Work request — Look through the data below, and copy each line that carries the word "kind".

Exercise material —
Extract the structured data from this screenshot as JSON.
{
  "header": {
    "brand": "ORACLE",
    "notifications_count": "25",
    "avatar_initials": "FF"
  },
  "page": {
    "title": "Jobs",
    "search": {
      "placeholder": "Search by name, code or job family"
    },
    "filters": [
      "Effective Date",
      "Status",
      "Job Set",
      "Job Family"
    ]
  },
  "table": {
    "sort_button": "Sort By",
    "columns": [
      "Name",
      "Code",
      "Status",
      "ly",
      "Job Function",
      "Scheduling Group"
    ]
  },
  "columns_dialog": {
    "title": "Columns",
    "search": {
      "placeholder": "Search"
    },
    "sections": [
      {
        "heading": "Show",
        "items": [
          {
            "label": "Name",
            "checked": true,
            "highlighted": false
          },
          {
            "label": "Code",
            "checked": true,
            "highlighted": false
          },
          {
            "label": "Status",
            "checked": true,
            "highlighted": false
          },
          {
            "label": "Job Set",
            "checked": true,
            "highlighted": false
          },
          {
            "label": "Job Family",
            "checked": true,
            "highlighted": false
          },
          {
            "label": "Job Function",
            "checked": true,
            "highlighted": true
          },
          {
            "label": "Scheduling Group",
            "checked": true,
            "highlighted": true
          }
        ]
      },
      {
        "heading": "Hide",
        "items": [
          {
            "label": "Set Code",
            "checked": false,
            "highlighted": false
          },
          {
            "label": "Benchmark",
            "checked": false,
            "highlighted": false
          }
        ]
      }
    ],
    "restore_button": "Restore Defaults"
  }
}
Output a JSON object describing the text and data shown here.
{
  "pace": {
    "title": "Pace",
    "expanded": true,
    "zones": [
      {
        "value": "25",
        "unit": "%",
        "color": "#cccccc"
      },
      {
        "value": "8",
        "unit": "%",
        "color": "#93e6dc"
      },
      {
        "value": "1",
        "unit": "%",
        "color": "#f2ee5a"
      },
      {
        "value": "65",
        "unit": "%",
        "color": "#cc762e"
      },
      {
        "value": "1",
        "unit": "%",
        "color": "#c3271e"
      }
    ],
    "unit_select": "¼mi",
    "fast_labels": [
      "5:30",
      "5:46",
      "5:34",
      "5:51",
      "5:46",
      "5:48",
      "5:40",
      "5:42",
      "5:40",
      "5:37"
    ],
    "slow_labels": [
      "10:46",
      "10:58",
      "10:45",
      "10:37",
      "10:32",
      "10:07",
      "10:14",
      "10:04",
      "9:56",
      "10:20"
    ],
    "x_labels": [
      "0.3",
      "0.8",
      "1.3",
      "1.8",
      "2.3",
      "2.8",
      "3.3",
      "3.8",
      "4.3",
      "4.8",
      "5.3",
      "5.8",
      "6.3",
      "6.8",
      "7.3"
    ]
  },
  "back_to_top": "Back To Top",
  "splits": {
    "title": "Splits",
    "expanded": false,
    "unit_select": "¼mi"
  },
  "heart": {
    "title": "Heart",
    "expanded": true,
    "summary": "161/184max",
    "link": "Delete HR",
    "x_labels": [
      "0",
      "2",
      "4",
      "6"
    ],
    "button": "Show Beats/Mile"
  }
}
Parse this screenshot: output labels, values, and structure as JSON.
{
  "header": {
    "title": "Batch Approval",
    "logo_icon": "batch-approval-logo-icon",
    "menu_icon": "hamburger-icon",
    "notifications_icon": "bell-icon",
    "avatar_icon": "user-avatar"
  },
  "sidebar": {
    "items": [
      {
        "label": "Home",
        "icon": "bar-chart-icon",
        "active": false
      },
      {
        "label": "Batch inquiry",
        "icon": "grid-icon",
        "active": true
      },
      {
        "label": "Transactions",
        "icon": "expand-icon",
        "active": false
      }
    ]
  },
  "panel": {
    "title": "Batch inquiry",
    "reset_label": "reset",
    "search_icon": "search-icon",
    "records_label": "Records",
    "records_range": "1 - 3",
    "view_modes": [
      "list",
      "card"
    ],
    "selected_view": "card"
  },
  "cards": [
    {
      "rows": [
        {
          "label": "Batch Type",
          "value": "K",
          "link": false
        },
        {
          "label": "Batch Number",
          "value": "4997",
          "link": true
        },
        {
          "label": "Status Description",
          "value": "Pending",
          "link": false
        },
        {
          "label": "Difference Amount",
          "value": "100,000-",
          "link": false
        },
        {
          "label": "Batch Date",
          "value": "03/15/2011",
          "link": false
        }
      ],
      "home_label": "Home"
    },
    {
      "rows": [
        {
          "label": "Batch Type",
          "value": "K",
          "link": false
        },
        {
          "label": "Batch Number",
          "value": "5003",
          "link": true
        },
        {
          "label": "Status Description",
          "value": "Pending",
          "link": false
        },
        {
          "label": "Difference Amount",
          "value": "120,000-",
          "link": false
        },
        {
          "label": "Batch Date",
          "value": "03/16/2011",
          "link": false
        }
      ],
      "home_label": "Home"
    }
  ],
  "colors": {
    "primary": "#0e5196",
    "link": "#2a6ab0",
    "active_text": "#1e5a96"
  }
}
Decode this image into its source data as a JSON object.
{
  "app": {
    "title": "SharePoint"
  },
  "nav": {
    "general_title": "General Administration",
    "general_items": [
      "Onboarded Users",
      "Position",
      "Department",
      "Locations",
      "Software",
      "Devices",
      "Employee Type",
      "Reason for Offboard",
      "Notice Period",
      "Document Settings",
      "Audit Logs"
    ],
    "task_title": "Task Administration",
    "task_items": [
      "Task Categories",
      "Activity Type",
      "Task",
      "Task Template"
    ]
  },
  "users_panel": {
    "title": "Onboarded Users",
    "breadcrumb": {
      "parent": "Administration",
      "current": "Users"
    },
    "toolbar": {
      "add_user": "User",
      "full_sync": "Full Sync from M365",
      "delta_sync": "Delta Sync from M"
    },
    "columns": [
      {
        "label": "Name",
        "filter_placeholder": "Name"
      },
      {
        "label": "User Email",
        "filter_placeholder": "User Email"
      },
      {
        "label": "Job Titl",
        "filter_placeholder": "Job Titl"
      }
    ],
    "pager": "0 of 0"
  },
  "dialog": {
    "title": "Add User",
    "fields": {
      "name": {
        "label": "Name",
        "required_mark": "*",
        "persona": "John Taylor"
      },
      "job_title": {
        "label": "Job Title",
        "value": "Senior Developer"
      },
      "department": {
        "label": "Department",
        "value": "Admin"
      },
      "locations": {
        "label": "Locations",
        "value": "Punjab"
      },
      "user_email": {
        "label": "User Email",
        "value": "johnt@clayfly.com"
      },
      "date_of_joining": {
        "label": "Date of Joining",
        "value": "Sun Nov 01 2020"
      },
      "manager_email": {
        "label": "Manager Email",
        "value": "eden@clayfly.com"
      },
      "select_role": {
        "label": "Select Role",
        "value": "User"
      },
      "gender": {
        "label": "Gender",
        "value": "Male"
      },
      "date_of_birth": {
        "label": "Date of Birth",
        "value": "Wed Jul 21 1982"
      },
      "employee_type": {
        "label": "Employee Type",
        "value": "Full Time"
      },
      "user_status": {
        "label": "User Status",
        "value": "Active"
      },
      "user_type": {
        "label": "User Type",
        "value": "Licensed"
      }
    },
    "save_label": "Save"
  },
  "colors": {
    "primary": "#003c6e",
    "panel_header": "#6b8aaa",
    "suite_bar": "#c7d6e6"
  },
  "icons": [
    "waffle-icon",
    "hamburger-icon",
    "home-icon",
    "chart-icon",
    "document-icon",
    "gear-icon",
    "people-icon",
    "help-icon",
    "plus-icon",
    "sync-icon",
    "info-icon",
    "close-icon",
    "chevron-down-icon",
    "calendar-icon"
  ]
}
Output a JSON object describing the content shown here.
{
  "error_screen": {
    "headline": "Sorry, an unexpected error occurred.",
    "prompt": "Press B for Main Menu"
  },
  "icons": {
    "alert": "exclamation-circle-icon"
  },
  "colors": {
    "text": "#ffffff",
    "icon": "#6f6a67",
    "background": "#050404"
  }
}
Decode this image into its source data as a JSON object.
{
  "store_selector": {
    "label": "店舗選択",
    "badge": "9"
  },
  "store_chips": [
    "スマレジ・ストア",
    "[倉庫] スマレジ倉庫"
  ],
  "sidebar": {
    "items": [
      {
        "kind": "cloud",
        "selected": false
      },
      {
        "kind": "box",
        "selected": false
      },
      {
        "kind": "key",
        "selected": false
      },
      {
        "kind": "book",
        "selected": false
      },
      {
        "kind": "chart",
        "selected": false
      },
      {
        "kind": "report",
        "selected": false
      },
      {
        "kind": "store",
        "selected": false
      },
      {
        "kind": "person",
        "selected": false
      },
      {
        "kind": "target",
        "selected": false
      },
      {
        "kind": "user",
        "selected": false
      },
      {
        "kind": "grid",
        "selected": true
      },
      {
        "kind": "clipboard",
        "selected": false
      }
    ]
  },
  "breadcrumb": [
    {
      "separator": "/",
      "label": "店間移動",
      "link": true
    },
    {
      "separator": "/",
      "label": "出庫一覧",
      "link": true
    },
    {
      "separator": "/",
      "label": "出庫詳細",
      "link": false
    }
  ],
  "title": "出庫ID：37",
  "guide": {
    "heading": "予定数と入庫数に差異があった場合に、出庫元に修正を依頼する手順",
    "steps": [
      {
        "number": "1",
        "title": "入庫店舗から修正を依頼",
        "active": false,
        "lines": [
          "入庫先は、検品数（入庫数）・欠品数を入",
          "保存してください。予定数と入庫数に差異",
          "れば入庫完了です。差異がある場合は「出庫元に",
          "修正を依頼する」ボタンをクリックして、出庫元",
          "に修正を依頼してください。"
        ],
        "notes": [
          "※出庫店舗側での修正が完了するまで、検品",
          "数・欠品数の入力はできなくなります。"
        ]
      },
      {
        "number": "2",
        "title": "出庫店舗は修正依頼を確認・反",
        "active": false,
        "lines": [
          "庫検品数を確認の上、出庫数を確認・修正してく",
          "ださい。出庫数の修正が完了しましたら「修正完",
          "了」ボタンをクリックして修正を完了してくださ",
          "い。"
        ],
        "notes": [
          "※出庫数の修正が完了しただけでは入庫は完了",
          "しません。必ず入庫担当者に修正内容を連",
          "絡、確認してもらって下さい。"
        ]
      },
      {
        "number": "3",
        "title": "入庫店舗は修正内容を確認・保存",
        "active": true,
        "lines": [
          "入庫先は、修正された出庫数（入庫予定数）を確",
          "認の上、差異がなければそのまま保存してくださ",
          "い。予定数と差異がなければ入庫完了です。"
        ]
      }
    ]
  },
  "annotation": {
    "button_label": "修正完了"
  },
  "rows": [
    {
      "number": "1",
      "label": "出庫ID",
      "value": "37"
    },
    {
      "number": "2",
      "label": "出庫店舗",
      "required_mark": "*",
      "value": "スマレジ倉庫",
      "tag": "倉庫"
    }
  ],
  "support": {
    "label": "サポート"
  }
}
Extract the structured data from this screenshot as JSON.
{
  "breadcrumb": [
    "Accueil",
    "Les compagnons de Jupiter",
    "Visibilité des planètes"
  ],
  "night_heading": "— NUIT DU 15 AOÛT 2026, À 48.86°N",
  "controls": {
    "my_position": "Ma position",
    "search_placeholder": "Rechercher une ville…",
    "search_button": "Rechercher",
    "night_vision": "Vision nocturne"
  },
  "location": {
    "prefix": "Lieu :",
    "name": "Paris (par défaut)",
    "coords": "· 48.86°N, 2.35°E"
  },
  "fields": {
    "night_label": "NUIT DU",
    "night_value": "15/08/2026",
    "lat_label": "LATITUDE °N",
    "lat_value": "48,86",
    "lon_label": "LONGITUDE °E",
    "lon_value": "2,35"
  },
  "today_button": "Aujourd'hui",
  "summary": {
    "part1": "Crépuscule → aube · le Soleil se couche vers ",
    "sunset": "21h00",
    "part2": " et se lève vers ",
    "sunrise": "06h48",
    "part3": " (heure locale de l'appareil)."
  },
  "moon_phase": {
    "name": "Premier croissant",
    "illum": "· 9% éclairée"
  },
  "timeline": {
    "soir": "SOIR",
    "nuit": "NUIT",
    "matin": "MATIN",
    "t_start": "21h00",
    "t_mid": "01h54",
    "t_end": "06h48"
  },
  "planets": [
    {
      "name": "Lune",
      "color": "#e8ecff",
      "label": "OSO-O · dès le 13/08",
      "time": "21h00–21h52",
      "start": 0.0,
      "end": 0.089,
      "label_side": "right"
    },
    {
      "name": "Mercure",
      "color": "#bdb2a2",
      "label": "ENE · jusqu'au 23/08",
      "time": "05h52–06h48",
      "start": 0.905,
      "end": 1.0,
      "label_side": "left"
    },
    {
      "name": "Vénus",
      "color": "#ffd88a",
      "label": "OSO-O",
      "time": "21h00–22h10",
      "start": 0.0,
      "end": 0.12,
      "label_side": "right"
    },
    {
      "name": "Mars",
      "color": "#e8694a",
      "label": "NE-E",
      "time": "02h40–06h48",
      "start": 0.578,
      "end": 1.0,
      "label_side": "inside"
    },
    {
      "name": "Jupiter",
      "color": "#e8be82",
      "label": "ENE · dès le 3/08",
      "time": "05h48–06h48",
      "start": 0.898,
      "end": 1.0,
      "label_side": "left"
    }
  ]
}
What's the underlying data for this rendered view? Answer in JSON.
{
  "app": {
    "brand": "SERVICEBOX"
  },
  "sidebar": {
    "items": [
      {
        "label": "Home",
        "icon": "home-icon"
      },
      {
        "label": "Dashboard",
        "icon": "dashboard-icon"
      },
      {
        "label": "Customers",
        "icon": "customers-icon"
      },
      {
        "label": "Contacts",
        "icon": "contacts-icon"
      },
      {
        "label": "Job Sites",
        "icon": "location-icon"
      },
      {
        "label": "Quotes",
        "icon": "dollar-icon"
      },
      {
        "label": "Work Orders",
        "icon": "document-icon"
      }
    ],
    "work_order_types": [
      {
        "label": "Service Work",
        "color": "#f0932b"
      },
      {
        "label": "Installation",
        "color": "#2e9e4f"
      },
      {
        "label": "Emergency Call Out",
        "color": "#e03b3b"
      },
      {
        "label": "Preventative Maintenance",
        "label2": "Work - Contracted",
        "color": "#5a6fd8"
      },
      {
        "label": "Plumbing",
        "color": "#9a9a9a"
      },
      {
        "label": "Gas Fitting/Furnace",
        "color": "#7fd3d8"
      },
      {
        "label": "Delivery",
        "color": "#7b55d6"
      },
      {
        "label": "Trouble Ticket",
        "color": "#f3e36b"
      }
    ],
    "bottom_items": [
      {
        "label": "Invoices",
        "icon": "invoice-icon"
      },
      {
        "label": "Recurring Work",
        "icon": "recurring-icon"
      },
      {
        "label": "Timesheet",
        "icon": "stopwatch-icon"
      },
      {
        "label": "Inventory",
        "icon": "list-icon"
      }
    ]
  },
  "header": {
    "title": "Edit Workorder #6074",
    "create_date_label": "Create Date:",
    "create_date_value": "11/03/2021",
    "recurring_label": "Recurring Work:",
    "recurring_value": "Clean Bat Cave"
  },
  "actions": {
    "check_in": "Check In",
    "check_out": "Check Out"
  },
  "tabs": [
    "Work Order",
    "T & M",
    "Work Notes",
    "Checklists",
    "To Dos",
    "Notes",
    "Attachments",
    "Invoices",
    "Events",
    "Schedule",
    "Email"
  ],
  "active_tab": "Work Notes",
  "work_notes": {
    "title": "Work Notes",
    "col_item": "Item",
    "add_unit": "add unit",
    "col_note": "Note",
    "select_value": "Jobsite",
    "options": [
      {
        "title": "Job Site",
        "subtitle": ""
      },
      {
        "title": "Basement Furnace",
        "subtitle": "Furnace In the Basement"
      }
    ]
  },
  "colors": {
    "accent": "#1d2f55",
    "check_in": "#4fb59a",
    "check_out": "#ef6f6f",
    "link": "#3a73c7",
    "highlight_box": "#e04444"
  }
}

Result —
        "kind": "cloud",
        "kind": "box",
        "kind": "key",
        "kind": "book",
        "kind": "chart",
        "kind": "report",
        "kind": "store",
        "kind": "person",
        "kind": "target",
        "kind": "user",
        "kind": "grid",
        "kind": "clipboard",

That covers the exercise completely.